----- Record excerpts

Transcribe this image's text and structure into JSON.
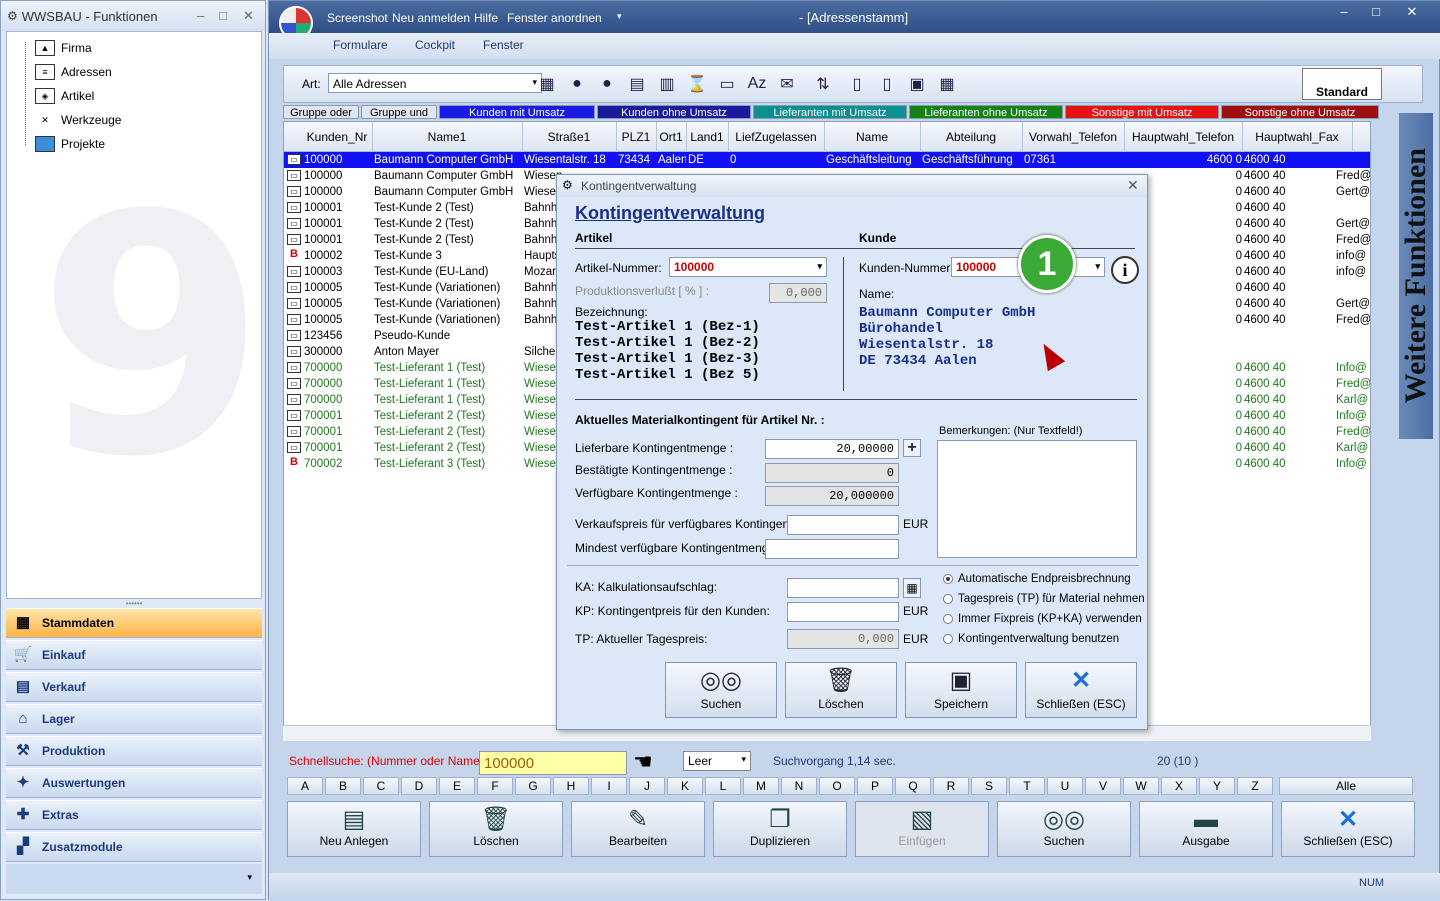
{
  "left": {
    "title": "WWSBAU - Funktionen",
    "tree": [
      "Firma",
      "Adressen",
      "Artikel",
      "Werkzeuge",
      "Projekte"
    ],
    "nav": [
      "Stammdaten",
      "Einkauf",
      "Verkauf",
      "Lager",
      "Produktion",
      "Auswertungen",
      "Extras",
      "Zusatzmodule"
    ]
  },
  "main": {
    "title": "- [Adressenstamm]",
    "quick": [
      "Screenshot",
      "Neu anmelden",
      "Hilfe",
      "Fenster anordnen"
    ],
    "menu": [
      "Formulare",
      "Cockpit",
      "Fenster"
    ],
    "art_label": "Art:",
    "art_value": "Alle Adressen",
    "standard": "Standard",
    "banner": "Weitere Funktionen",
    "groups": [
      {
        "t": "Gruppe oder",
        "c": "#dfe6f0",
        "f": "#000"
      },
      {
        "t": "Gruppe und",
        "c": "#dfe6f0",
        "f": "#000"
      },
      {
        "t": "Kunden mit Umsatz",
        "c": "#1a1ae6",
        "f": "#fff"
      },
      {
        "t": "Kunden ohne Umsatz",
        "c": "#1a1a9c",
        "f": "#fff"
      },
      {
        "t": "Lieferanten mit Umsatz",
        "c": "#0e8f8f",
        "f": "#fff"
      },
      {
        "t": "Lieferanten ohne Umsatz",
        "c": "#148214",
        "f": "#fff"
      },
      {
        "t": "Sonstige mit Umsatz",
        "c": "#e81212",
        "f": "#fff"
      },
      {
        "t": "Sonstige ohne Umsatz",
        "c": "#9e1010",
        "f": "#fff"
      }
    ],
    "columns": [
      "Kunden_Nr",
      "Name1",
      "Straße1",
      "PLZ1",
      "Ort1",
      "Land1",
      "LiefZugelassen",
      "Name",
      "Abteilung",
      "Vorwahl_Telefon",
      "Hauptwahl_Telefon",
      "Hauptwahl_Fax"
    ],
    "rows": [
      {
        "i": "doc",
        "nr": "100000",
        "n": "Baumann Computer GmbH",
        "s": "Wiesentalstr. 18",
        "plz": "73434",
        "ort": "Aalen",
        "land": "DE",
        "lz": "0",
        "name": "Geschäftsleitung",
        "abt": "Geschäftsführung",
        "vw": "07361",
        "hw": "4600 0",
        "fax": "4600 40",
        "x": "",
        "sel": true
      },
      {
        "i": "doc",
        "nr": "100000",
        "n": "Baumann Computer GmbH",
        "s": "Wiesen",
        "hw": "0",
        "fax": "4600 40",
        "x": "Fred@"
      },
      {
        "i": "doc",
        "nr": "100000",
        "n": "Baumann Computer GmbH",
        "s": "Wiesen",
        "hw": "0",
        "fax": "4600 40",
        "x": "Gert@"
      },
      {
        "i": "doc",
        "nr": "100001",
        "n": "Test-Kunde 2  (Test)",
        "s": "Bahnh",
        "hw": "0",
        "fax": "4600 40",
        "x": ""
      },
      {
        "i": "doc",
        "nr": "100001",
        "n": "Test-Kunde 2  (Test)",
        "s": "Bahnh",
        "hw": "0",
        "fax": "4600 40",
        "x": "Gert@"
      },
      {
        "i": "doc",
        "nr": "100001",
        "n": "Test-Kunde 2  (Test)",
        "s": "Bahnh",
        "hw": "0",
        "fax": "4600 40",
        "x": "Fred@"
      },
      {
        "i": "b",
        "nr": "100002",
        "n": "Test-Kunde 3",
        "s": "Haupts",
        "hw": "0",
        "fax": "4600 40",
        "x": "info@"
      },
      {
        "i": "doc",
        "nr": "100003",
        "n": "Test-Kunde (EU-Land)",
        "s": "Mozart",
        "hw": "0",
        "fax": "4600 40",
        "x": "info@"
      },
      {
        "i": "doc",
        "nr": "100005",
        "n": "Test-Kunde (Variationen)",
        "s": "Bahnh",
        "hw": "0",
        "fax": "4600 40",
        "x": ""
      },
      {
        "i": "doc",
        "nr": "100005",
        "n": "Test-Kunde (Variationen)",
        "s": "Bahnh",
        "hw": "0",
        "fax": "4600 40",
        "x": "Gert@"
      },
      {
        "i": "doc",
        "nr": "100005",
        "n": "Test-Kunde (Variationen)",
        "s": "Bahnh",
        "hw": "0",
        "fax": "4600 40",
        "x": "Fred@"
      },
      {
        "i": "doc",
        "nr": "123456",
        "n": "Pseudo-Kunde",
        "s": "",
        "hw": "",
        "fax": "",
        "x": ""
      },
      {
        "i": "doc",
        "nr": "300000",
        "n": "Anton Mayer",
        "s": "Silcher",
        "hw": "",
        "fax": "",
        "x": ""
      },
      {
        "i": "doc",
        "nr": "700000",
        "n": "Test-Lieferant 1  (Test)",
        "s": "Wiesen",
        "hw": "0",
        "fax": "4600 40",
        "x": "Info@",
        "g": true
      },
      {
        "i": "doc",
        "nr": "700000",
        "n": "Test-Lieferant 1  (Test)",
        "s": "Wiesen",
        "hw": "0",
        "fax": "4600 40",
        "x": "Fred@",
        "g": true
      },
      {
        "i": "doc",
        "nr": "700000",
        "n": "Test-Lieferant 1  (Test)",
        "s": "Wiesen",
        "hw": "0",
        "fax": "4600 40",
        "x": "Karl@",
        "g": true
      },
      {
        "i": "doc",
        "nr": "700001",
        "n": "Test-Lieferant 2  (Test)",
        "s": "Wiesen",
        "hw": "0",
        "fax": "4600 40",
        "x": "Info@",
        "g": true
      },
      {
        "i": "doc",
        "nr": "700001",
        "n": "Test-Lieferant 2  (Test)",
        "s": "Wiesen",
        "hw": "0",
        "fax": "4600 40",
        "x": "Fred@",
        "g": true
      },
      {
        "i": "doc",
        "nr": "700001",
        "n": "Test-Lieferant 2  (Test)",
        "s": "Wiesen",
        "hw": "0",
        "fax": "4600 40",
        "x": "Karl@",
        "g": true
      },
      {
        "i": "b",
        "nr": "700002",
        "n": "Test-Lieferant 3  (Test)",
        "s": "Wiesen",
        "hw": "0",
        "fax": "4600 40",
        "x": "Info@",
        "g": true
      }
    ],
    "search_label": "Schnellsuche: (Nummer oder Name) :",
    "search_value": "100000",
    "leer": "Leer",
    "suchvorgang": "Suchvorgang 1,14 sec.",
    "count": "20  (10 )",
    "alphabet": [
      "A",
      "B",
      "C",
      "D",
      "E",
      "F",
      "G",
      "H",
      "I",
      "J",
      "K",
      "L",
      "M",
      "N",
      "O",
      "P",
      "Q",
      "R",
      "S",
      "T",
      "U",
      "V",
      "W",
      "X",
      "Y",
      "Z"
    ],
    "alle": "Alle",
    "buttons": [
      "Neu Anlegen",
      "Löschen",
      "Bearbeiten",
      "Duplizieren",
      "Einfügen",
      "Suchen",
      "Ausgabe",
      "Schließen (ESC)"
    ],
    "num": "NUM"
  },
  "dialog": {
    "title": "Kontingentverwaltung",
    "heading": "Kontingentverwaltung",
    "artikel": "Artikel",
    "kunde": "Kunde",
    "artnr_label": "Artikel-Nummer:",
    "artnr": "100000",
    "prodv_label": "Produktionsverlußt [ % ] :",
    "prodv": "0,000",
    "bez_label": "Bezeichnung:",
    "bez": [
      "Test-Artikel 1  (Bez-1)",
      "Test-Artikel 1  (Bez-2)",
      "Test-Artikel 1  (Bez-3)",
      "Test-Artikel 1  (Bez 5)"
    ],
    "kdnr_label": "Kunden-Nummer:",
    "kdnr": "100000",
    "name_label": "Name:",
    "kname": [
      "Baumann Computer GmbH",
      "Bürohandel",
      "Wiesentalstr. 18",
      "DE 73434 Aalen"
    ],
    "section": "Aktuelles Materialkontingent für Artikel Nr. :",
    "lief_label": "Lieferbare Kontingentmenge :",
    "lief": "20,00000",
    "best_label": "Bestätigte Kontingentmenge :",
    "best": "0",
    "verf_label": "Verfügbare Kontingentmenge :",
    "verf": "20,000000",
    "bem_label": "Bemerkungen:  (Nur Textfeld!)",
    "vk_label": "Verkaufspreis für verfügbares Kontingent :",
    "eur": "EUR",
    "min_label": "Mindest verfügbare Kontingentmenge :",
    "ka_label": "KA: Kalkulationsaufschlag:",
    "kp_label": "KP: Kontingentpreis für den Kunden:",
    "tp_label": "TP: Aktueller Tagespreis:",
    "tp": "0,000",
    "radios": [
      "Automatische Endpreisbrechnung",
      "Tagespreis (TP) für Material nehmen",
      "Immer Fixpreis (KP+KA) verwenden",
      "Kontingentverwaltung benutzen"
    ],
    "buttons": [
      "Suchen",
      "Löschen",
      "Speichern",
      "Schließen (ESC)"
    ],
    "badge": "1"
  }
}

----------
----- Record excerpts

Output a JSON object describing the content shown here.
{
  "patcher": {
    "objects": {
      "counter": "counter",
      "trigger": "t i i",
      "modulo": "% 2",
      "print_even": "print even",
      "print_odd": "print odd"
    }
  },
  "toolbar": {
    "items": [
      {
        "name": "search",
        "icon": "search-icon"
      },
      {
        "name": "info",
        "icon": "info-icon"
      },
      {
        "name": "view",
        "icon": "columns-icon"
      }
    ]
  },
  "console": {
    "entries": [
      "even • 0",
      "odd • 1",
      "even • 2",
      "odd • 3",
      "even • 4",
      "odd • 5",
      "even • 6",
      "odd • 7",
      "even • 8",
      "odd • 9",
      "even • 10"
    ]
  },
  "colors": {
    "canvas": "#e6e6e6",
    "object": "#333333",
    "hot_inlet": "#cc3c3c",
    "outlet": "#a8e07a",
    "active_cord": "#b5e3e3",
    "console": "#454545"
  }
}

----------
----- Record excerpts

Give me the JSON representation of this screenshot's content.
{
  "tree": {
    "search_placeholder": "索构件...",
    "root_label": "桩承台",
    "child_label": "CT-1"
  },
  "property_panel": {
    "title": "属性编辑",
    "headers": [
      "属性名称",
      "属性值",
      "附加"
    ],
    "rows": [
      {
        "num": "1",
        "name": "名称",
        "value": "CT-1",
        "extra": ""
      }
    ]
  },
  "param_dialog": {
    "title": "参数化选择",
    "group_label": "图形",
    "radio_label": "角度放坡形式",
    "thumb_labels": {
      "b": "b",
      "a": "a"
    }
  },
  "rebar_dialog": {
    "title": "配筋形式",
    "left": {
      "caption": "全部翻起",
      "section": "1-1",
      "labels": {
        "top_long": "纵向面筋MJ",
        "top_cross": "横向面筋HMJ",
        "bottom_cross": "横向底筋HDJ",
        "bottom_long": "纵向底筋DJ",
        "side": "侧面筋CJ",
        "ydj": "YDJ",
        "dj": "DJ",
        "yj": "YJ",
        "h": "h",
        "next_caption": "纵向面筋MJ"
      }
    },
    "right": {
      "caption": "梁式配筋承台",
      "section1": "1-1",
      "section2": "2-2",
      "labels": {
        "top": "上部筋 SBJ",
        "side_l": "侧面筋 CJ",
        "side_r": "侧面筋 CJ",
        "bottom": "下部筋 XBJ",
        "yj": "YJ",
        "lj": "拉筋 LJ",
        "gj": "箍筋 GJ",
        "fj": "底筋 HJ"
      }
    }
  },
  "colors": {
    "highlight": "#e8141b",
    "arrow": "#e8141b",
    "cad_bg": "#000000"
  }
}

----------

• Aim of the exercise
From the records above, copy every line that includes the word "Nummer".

• Solution to this problem
    "search_label": "Schnellsuche: (Nummer oder Name) :",
    "artnr_label": "Artikel-Nummer:",
    "kdnr_label": "Kunden-Nummer:",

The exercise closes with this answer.